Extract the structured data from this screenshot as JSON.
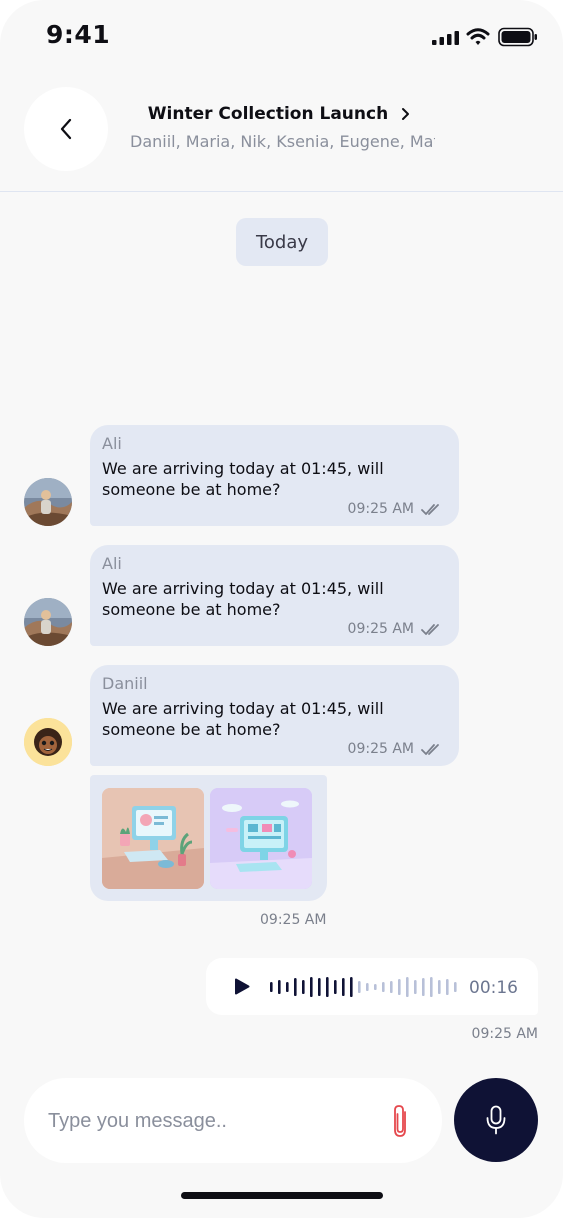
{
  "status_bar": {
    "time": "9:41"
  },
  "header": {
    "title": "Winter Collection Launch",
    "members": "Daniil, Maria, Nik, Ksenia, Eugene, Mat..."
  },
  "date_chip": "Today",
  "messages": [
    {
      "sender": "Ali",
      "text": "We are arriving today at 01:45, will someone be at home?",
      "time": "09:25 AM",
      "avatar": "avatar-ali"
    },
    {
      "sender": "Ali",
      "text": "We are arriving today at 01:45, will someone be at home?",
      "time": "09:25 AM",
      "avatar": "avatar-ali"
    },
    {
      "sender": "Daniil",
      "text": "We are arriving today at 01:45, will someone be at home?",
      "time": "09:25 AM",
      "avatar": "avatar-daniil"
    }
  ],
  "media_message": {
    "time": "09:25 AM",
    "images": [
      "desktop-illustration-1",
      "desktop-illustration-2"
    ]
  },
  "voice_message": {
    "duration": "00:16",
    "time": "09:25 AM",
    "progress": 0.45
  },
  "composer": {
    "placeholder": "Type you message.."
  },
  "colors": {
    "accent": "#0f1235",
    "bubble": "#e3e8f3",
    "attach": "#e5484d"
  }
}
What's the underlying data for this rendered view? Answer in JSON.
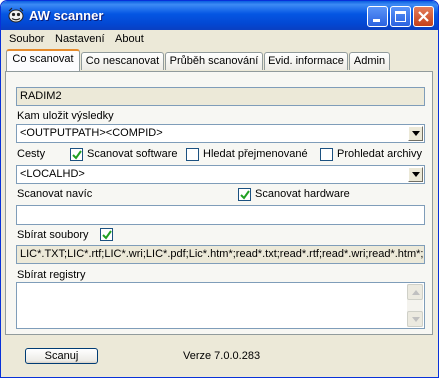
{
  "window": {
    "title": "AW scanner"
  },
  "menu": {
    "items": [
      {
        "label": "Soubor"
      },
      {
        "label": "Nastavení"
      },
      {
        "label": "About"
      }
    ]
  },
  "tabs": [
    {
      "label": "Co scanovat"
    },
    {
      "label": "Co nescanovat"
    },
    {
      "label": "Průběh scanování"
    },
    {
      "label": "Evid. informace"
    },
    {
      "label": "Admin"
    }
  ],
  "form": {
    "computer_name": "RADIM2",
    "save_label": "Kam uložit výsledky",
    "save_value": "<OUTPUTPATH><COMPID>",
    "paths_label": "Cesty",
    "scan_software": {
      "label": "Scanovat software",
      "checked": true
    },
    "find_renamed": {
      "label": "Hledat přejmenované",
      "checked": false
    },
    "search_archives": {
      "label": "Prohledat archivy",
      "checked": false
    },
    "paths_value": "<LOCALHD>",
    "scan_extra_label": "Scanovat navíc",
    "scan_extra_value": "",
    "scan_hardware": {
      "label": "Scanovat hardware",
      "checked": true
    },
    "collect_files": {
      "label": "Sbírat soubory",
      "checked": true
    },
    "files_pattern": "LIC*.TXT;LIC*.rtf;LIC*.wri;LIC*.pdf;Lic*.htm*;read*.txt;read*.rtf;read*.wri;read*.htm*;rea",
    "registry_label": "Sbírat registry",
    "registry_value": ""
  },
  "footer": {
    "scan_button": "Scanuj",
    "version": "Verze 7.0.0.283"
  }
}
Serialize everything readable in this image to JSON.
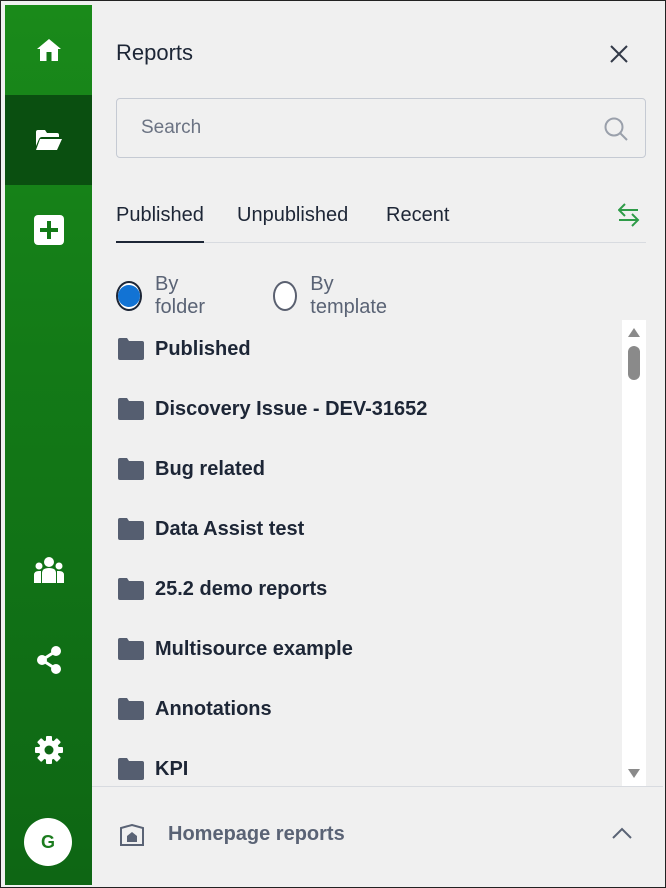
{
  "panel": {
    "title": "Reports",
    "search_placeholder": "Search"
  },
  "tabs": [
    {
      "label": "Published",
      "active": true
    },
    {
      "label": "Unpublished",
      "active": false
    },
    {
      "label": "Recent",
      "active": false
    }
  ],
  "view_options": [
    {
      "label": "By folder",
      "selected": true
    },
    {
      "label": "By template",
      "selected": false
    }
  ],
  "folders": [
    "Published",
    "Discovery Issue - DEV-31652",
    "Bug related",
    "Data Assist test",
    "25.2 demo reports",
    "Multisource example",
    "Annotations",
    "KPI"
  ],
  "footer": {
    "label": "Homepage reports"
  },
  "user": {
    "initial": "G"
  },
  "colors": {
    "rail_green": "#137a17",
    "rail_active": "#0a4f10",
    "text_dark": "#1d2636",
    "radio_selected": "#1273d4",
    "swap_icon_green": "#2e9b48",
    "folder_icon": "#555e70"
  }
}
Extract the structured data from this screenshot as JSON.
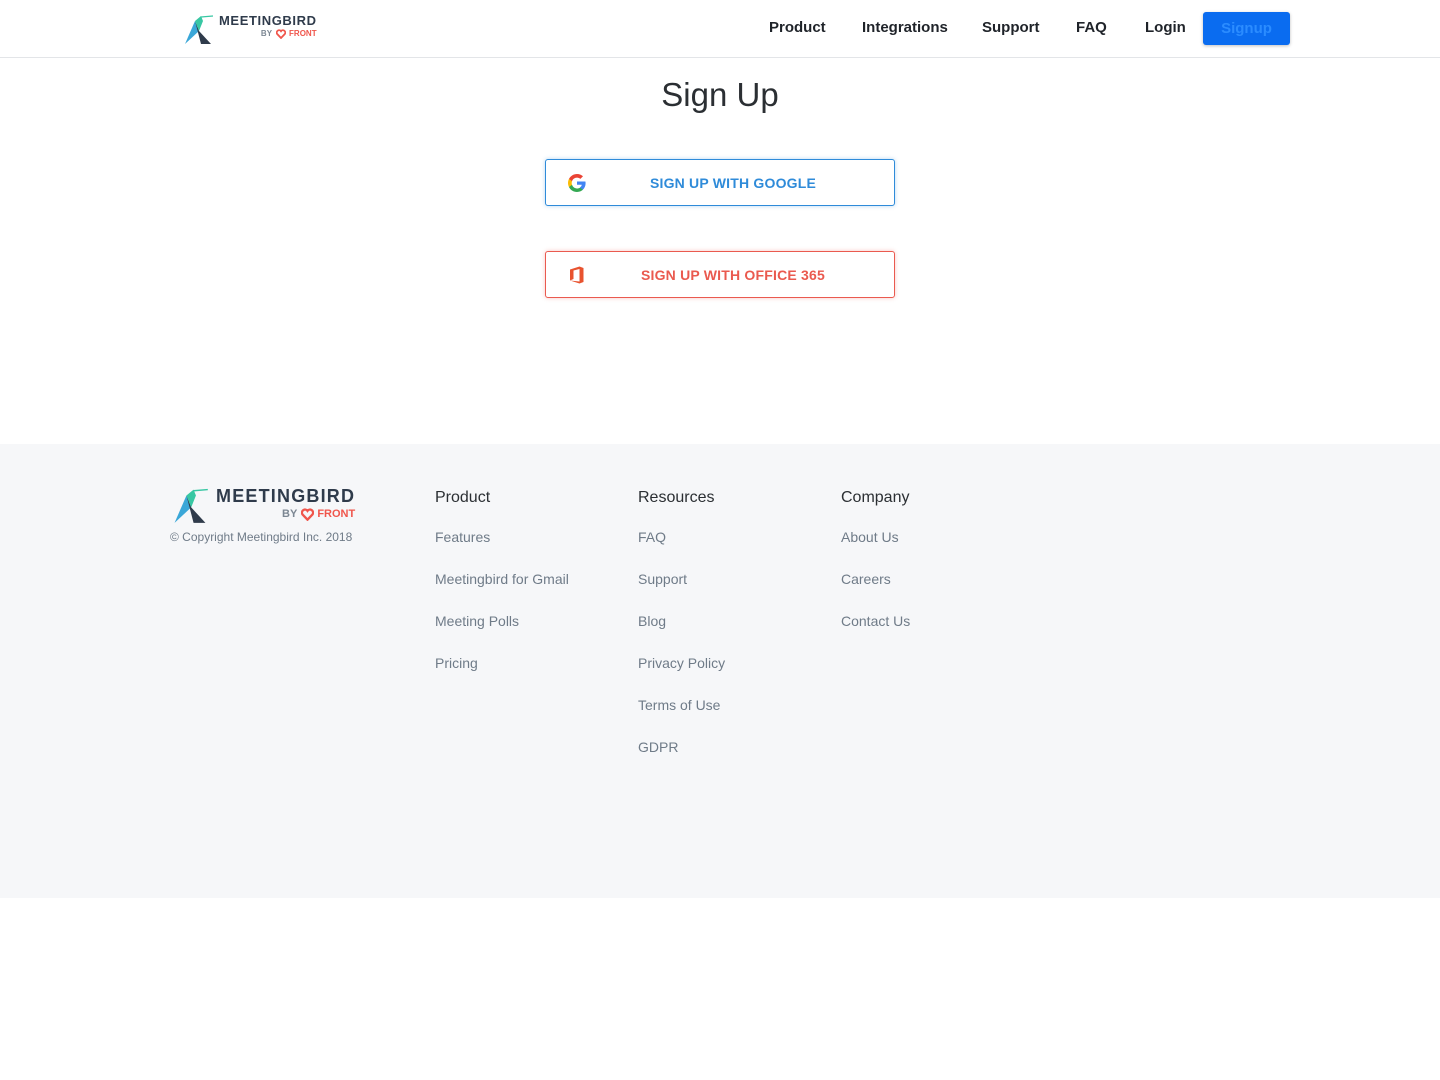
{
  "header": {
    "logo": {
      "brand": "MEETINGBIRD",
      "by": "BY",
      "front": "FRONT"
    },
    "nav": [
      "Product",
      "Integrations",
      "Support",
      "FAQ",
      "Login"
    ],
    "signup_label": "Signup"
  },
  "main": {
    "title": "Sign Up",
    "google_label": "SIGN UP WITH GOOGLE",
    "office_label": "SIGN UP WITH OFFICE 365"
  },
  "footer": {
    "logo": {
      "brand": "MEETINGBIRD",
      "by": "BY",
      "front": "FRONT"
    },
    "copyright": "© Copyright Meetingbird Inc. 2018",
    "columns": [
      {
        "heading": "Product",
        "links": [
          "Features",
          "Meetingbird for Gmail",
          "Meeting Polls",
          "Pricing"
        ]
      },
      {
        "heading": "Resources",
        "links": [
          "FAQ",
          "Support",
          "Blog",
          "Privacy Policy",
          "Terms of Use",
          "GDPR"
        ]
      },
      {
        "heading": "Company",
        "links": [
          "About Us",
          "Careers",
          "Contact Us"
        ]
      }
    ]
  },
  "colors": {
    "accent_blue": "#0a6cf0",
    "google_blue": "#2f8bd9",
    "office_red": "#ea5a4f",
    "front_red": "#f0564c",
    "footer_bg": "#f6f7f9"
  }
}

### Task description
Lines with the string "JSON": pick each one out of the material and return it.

### Exercise response
Extract the structured data from this screenshot as JSON.
What's the underlying data for this rendered view? Answer in JSON.
Serialize everything readable in this image to JSON.
Extract the structured data from this screenshot as JSON.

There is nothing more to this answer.